Social scientists have so thoroughly proved that people make charitable donations based on emotions rather than carefully thinking about impact that they have probably moved on to more interesting stuff.
The founder of the Constellation Fund in Minneapolis, Andrew Dayton, said he knows about those studies, too. Yet for him, the debate is not over.
The nonprofit he launched is built on the notion that relying on objective evidence is the way to direct money into the most promising programs to fight poverty in the Twin Cities. He has made enough progress that it's time to take this approach very seriously — as donors.
The Constellation Fund is not a traditional foundation with its own money. It is more of a pass-through, a nonprofit that directs donor money to what Constellation has concluded are the most effective nonprofits.
All the overhead is paid for by the board of directors, so all 100 cents out of each dollar goes into the work, about $3.3 million in the fiscal year that ended last June.
The Constellation Fund isn't exactly a Minnesota invention, though. Dayton, who in addition to cofounding the apparel firm Askov Finlayson with his brother Eric, worked for a time in San Francisco, including in the mayor's office. There, he learned about Tipping Point Community, a nonprofit that got its start in 2005.
Tipping Point was formed to "advance the most promising poverty-fighting solutions," as its mission statement now reads. A similar organization called Robin Hood Foundation operates in New York.
One challenge for the model, in San Francisco or here, is correctly spotting the most promising programs. The data Constellation need do not really exist in the nonprofit community, Dayton said, not nearly enough of it anyway.
Even small nonprofits are careful about recording how many people they serve, how many training programs they conducted or how many pounds of food left their food shelves. But the totals will rarely say much about what happened in the lives of the people served.
Dayton described once talking to his dad, former Gov. Mark Dayton, who wasn't that interested in how many procedures a surgeon at Mayo Clinic might have performed. He wanted to know how many of the surgeon's patients had fully recovered.
To see what works to generate the best outcomes, the fund turns to research findings of economists and others at universities, think tanks and government agencies.
The kind of evidence that would be perfect would be the conclusions of a study that followed the same people for 30 years. In that case, researchers would really know that a program after school for teens back in the 1990s had worked, based on healthy, middle-aged parents today compared to a similar cohort that didn't get into such a program back then.
But one of the points that Dayton made several times is that it can't wait for the perfect study.
One of the nonprofits that has received Constellation support is the Ostara Initiative, which has developed a program in Minnesota and Alabama to teach parenting skills to women in prisons and jails who were pregnant at the time they were incarcerated.

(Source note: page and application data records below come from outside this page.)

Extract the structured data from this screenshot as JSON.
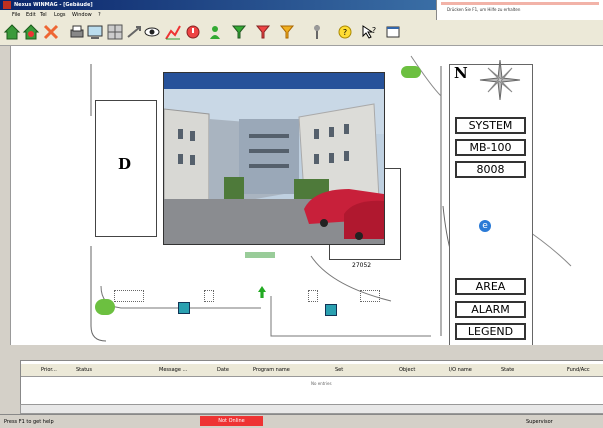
{
  "window": {
    "title": "Nexus WINMAG - [Gebäude]"
  },
  "menu": [
    "File",
    "Edit",
    "Tel",
    "Logs",
    "Window",
    "?"
  ],
  "hint": {
    "text": "Drücken Sie F1, um Hilfe zu erhalten"
  },
  "map": {
    "building_label": "D",
    "compass_label": "N",
    "room_number": "27052",
    "side_buttons": [
      "SYSTEM",
      "MB-100",
      "8008",
      "AREA",
      "ALARM",
      "LEGEND"
    ]
  },
  "event_table": {
    "columns": [
      "Prior...",
      "Status",
      "Message ...",
      "Date",
      "Program name",
      "Set",
      "Object",
      "I/O name",
      "State",
      "Fund/Acc"
    ],
    "empty_text": "No entries"
  },
  "statusbar": {
    "help": "Press F1 to get help",
    "alarm": "Not Online",
    "user": "Supervisor"
  },
  "colors": {
    "title": "#0a246a",
    "video_header": "#27529a",
    "alarm": "#ee3333",
    "marker_teal": "#2aa0b0",
    "marker_green": "#6cc040"
  }
}
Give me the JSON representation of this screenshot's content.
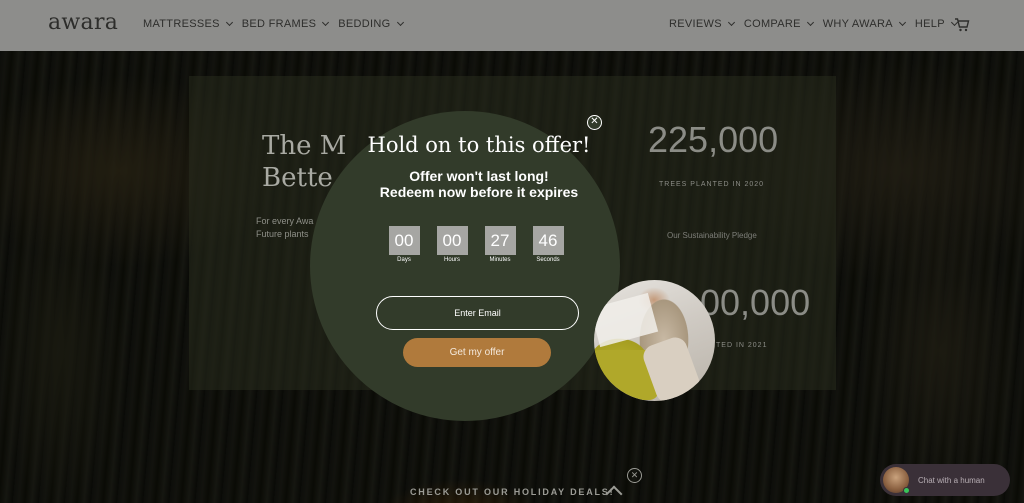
{
  "header": {
    "logo": "awara",
    "nav_left": [
      {
        "label": "MATTRESSES"
      },
      {
        "label": "BED FRAMES"
      },
      {
        "label": "BEDDING"
      }
    ],
    "nav_right": [
      {
        "label": "REVIEWS"
      },
      {
        "label": "COMPARE"
      },
      {
        "label": "WHY AWARA"
      },
      {
        "label": "HELP"
      }
    ],
    "cart_icon": "cart-icon"
  },
  "hero": {
    "title_line1": "The M",
    "title_line2": "Bette",
    "text_line1": "For every Awa",
    "text_line2": "Future plants",
    "stat1_value": "225,000",
    "stat1_label": "TREES PLANTED IN 2020",
    "pledge_link": "Our Sustainability Pledge",
    "stat2_value": "00,000",
    "stat2_label": "TED IN 2021"
  },
  "popup": {
    "title": "Hold on to this offer!",
    "subtitle_line1": "Offer won't last long!",
    "subtitle_line2": "Redeem now before it expires",
    "close_icon": "close-circle-icon",
    "countdown": [
      {
        "value": "00",
        "label": "Days"
      },
      {
        "value": "00",
        "label": "Hours"
      },
      {
        "value": "27",
        "label": "Minutes"
      },
      {
        "value": "46",
        "label": "Seconds"
      }
    ],
    "email_placeholder": "Enter Email",
    "email_value": "",
    "cta_label": "Get my offer"
  },
  "bottom": {
    "deals_label": "CHECK OUT OUR HOLIDAY DEALS!",
    "chevron_icon": "chevron-up-icon",
    "close_icon": "close-circle-icon"
  },
  "chat": {
    "label": "Chat with a human",
    "status": "online"
  }
}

The research Constellation relied on when making its grants didn't come from Ostara and it didn't even focus on the moms. The outcome that really mattered was what happened to their kids.
From one study Constellation knew that low-income women who had received the help of a doula before and after the birth of their child were far less likely to have a baby born preterm or with a low birthweight. From that study the Constellation staff was able to predict how many fewer low-birthweight babies would be born if this kind of coaching were available to those serving time.
Another study took a very long view, showing how kids born underweight don't do as well as other kids as they mature, go to school and eventually join the workforce. Apply some math, and Constellation can take a stab at the total impact years down the road from the funding going to Ostara.
"It kind of gave us a different way to look at it, too," said Raelene Baker, director of Ostara's Minnesota Prison Doula Project. "We're going into the facilities every week, and we were giving the parent education knowing that it helped in that moment, right now, while they're parenting. But we weren't necessarily thinking about how it affected the child while they grow."
There's probably not a chasm between the process that led to funding for Ostara and what happens at many foundations, which have staffers savvy about policy choices and who know how to find third-party data. But evidence-based decisionmaking is a core part of Constellation.
One of the first advisers who jumped aboard Constellation to help figure it out was Aaron Sojourner, labor economist and professor at the University of Minnesota's Carlson School of Management. Others serving on Constellation's advisory council include Federal Reserve Bank of Minneapolis economist and director of research Mark Wright and economist Abigail Wozniak, director of the Minneapolis Fed's Opportunity & Inclusive Growth Institute.
And it's just not easy to know with certainty what has worked best in charitable organizations, Sojourner said, "and very hard in social science in general. You can't be sure because you can't see what would've happened if you gave [the grant] to somebody different."
One thing that does show this approach is working, he said, is growing donor interest in the whole idea of using data to make decisions.
Giving money to charity should be a good experience, Dayton said, satisfying a donor's sense of moral obligation or for any other reason. Using studies and data to allocate the money is not meant to automate the practice, but to just make the donor feel more confident that their gifts will make a big difference.
"All that research, as Aaron would point out, that isn't perfect," Dayton said. "But if we continue to harness the best we have …. it's a whole lot better than going with your heart and your gut."